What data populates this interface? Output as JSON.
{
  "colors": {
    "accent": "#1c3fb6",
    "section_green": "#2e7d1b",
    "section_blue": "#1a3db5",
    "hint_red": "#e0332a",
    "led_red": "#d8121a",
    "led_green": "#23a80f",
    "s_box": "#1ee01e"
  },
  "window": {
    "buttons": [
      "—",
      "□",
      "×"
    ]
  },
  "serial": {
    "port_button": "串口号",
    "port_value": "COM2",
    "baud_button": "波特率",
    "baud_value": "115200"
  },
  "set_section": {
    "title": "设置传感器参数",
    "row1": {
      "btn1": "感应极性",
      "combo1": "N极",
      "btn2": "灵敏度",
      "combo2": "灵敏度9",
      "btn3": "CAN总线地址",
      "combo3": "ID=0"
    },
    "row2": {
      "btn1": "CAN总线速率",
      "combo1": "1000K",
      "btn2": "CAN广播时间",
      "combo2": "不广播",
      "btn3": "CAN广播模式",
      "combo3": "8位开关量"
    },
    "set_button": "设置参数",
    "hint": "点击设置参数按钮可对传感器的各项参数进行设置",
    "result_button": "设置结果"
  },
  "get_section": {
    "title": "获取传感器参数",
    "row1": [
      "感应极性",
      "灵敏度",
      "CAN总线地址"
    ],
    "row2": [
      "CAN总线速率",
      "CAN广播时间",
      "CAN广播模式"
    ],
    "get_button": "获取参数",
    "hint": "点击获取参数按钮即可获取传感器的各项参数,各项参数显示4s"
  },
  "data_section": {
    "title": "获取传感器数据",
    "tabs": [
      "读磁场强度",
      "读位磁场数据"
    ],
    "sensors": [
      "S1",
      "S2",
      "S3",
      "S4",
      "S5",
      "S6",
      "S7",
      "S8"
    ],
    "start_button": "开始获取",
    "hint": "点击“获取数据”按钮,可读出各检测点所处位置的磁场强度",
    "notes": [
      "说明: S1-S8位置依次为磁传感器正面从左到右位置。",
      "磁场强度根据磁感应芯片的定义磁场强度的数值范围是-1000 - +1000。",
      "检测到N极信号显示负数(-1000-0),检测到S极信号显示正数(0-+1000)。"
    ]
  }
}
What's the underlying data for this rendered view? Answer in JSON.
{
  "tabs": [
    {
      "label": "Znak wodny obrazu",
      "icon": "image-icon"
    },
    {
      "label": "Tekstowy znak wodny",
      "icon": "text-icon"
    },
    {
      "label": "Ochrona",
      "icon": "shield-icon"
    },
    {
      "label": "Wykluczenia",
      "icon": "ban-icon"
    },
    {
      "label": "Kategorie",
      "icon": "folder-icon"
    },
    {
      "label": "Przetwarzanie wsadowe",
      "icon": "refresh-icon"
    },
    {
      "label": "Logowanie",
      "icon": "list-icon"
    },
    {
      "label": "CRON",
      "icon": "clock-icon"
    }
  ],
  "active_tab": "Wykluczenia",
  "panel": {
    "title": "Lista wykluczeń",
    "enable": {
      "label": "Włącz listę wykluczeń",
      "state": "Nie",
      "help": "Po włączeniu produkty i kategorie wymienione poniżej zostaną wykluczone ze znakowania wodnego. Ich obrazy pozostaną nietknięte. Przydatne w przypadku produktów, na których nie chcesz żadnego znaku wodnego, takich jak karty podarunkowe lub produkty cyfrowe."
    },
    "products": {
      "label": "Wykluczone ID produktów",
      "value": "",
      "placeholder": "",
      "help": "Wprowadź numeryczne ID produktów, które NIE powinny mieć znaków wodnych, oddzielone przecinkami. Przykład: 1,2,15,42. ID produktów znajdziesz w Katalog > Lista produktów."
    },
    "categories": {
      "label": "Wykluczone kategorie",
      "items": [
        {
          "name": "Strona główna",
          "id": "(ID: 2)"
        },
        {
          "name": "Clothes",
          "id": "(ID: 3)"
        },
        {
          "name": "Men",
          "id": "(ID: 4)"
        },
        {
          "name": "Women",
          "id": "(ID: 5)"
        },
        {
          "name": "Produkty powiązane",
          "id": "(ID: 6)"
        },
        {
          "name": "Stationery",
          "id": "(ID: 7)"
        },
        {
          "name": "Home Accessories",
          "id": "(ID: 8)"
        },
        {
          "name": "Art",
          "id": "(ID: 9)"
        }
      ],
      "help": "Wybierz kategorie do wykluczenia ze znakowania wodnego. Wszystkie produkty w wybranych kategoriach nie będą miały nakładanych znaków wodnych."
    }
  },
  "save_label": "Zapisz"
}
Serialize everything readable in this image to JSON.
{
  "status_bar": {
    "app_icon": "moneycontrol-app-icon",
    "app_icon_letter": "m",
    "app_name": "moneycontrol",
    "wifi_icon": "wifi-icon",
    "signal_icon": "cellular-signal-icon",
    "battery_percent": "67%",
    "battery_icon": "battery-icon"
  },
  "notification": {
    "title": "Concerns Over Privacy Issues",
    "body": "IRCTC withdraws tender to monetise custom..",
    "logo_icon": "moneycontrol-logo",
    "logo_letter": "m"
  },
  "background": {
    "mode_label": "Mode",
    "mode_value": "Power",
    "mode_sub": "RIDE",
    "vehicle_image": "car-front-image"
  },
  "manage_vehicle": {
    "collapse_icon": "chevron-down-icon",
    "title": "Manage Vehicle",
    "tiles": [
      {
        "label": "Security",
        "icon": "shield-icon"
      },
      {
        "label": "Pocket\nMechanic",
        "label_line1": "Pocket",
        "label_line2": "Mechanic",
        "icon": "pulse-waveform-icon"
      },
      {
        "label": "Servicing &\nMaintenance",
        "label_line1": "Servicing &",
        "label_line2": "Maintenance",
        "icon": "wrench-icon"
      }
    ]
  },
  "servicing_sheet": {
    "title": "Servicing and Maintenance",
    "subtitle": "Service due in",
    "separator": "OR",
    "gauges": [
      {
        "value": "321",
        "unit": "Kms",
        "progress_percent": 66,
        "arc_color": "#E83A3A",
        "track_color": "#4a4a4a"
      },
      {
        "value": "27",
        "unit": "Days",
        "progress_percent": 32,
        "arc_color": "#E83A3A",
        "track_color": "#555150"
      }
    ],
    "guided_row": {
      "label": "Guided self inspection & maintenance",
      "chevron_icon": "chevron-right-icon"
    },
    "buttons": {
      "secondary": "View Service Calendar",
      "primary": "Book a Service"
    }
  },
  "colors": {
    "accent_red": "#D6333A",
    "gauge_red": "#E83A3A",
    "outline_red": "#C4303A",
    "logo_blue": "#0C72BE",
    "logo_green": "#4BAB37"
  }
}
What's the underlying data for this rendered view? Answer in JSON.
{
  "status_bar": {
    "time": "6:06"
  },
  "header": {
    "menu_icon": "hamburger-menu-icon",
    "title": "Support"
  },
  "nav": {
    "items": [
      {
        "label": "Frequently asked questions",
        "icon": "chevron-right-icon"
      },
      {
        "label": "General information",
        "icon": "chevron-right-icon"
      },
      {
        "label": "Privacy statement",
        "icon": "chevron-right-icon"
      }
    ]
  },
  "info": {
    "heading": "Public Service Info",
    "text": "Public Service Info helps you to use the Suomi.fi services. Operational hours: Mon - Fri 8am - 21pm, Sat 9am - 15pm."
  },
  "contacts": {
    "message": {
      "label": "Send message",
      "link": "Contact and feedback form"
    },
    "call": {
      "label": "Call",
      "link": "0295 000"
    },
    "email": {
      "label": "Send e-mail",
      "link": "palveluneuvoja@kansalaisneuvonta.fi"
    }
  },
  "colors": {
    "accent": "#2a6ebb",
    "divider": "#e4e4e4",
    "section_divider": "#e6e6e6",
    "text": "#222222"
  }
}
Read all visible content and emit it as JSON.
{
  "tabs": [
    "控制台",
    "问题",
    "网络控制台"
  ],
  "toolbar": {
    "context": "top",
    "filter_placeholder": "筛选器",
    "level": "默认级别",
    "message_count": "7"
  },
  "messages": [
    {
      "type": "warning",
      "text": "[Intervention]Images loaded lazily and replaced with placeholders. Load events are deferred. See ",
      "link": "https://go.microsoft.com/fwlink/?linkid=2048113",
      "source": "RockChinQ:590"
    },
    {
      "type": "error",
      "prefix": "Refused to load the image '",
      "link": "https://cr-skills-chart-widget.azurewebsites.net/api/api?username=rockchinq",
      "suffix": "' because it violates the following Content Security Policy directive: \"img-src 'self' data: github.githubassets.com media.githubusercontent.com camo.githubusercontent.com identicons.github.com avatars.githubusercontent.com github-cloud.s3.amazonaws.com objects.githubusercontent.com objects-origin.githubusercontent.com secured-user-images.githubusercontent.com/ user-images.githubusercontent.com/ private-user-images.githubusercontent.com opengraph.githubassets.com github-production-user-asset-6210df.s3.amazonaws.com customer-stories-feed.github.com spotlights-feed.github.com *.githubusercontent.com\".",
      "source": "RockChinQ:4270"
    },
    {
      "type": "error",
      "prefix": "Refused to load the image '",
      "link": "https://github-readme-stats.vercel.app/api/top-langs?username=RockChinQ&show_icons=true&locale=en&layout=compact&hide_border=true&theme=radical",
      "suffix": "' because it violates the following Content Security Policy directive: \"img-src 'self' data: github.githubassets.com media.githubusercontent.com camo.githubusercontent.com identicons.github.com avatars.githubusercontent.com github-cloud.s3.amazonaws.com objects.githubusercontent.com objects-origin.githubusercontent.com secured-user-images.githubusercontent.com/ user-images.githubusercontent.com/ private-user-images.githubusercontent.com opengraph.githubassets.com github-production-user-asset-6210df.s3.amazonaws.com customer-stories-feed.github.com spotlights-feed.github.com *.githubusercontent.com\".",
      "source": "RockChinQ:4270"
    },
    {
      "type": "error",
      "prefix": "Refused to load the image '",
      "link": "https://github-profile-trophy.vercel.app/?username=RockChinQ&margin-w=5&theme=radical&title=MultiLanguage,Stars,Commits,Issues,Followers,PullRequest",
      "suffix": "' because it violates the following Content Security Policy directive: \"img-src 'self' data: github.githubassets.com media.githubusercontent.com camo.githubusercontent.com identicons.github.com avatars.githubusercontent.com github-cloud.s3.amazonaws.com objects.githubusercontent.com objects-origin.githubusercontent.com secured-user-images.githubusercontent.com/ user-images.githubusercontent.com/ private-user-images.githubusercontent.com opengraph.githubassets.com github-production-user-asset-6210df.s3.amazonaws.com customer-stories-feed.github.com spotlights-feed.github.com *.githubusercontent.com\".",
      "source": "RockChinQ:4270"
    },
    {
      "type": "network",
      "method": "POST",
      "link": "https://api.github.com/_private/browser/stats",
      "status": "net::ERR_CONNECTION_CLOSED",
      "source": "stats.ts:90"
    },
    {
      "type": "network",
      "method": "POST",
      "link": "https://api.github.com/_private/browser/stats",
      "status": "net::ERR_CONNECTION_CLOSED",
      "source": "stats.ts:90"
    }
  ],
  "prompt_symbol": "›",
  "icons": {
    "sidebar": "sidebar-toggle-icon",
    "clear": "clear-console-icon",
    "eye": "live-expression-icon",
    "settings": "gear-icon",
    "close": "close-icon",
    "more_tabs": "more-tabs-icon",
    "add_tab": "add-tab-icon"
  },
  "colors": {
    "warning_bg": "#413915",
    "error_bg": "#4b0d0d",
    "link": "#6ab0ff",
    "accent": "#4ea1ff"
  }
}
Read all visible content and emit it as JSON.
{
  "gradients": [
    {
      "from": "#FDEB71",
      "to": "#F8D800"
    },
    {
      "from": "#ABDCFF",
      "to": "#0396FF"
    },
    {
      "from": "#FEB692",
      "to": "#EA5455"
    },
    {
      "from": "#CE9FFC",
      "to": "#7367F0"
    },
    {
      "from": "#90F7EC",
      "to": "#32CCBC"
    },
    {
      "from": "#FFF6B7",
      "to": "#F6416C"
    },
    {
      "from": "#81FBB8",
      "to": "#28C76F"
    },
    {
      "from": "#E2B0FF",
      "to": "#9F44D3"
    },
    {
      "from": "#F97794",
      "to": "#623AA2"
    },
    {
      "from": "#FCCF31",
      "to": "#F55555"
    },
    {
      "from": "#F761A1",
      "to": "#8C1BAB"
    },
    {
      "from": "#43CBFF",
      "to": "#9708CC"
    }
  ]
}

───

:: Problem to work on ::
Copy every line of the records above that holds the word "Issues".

:: Response area ::
    "title": "Concerns Over Privacy Issues",
      "link": "https://github-profile-trophy.vercel.app/?username=RockChinQ&margin-w=5&theme=radical&title=MultiLanguage,Stars,Commits,Issues,Followers,PullRequest",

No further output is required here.